As Mid-Michigan counties prepare for mosquito treatments, the CDC is making sure officials are on the look out for the mosquitoes that can carry the Zika virus.
The CDC issued an updated map of the U.S. this week showing the estimated range for the Aedes aegypti species of mosquito - which carries the Zika virus. Michigan isn't highlighted on that map, but several neighboring states are.
"We're not quite sure it will make it up this far (Aedes aegypti)," said Tom Putt, director of Bay County Mosquito Control. "Probably won't, but we are concerned and we will monitor for that. We do have some of its second, third, fourth cousins here and that's kind of the unknown - what's going to happen with those."
Next week, Bay County starts aerial treatment for mosquitoes; 45,000 acres of woodlands will be targeted. The goal is to stop common spring mosquito larvae from hatching into adults.
Putt said the CDC is continuing to keep agencies like his updated on Zika virus.
Zika virus can be passed onto humans after being bitten by an infected mosquito. Symptoms include fever, rash and joint pain. The illness can be extremely dangerous to pregnant women.

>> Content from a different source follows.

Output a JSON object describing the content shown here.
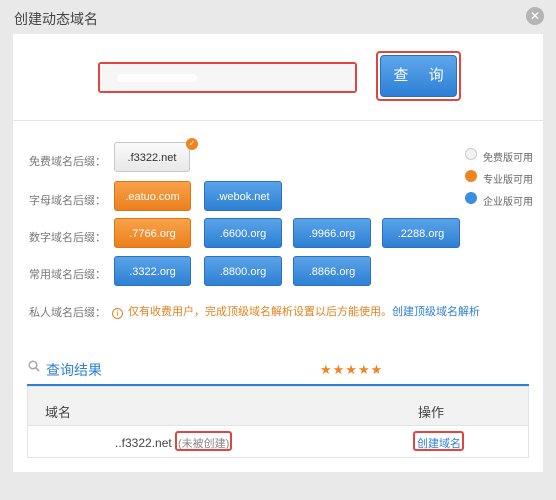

Of the more than 300 reported cases in the U.S., all were related to travel abroad. That includes two cases involving Michiganders.
"We're going to be monitoring for it heavily, and we're going to be paying attention to travelers and people coming back from the Caribbean and Mexico, the Olympics and that type of thing,” Putt said.
Standard protocol is for biologists to trap mosquitoes for further study.
A new trap designed to catch Aedes aegypti will be used in Bay County this year to help scientists if the species shows up in our state.
Within the next two weeks, spring mosquito treatments will begin in Saginaw County and Midland County.